More Coyote Gulch coverage here.

Category: Colorado Water

8:00:28 AM    

A picture named measuringwithweir.gif

Tri-State Transmission hopes to have the use of their share of water in the Amity canal changed from agricultural to industrial and agricultural, according to The Pueblo Chieftain. From the article:

Tri-State Generation and Transmission Association has contracted for the purchase of more than half of the Amity Canal's 34,662 shares and on Monday filed its change of use application with Division 2 water court. Tri-State also has contracts for a variety of ditch and well rights in the area - enough to meet its goal of 20,000 acre-feet for cooling at two electric generation plants in the Holly area. In addition to the water rights, the application claims storage rights in the Great Plains Reservoirs, owned by Amity, and in John Martin Reservoir. It also proposes constructing a new 70,000 acre-foot reservoir near the proposed power plant site and using alluvial well fields for additional storage.

Tri-State will meet with Amity Mutual Irrigation shareholders at a special meeting Aug. 21-22 to seek ditch company approval for the changes in water rights and for new operating procedures being negotiated with the Amity board. Tri-State, which outlined its plans to shareholders in March, is seeking to expand the five-member board by two members of Tri-State's choosing, allowing current geographic representation of the canal to continue. Tri-State plans to allow irrigation to continue as it always has on the 80-mile ditch that irrigates 37,000 acres north of Lamar and Holly until it needs the water for power operations. Initially, Tri-State planned to build the first of two plants by 2020, but now says timing will be demand-driven...

Tri-State's change application also allows for water to be used for augmentation, or supplying water to the Arkansas River depleted by well pumping. Under Colorado water law, a specific amount of water must be put to a defined beneficial use.
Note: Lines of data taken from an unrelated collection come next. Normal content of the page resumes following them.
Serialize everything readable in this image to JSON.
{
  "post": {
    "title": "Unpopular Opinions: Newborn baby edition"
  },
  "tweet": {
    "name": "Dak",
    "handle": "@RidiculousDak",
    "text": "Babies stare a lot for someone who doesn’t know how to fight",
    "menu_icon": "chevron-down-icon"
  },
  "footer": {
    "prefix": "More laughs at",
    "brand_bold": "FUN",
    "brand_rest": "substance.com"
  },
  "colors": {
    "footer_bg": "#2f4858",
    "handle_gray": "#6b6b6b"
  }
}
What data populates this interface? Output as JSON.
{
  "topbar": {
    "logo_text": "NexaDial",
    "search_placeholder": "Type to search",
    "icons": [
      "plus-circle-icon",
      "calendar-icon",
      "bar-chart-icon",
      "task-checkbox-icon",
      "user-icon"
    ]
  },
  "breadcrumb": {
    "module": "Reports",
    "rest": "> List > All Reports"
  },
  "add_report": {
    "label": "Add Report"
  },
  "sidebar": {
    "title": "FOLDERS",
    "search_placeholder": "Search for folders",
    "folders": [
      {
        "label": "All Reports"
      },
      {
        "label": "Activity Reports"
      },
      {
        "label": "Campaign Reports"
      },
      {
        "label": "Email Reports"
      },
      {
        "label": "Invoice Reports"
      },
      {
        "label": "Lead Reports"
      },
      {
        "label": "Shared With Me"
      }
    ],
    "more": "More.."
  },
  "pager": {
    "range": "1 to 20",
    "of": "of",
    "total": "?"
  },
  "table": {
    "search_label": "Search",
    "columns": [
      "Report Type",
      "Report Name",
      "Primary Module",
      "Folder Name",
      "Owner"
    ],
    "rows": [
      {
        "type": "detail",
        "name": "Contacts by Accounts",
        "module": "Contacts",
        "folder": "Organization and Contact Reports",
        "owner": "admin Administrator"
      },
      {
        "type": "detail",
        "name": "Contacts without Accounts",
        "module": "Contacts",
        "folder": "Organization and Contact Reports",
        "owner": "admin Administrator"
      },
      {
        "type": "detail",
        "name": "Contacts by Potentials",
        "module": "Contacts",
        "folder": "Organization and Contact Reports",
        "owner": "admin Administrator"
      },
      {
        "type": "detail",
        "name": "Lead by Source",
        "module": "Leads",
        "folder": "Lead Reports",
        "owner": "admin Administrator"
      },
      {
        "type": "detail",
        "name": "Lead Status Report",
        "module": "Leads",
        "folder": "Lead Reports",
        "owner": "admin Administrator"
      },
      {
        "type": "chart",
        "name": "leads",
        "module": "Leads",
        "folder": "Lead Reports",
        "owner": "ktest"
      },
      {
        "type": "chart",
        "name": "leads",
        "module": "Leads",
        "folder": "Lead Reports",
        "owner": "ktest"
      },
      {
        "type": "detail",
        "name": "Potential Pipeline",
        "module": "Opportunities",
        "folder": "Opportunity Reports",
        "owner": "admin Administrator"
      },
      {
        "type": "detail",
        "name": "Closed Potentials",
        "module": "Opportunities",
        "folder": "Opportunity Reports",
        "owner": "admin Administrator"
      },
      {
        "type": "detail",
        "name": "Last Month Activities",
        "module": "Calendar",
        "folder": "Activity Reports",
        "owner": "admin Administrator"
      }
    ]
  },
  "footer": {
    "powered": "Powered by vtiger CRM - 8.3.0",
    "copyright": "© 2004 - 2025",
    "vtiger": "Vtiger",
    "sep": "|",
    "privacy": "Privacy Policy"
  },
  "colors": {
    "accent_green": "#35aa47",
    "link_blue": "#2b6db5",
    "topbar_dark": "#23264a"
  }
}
Agricultural uses on the Amity Canal date to 1887 and 1893, relatively junior water rights in the Arkansas Valley...

Amity is proposing taking the water in rotation, installing augmentation stations up and down the ditch and satisfying the concerns of irrigators on each of the laterals along the ditch, [Colin Thompson, a member of the Amity board] said. For the most part, shareholders seem satisfied, but there can always be problems, Thompson said...

Amity's attorney and engineer have had input into Tri-State[base ']s filing. Tri-State also has agreed to use the model adopted in the Kansas v. Colorado U.S. Supreme Court case to determine consumptive use. Consumptive use is the amount traditionally used to grow crops and in a transfer case represents the amount of water the new user can take. Virtually all of the water claimed for a power plant would be consumed during cooling operations, so the water that remains in the ditches is needed to maintain historic return flows to the Arkansas River...

The Holly plant is expected to be constructed after two units at Holcomb, Kan., are completed, Boughey said. The change in water rights could take several years to complete, however, and is a necessary first step toward building the plants. Tri-State is already collecting environmental data that will be needed for future permits.

More Coyote Gulch coverage here.

Category: Colorado Water

7:34:21 AM    

Click here to visit the Radio UserLand website. © Copyright 2007 John Orr.
Last update: 9/1/07; 12:36:49 PM.
August 2007
Sun Mon Tue Wed Thu Fri Sat
      1 2 3 4
5 6 7 8 9 10 11
12 13 14 15 16 17 18
19 20 21 22 23 24 25
26 27 28 29 30 31  
Jul   Sep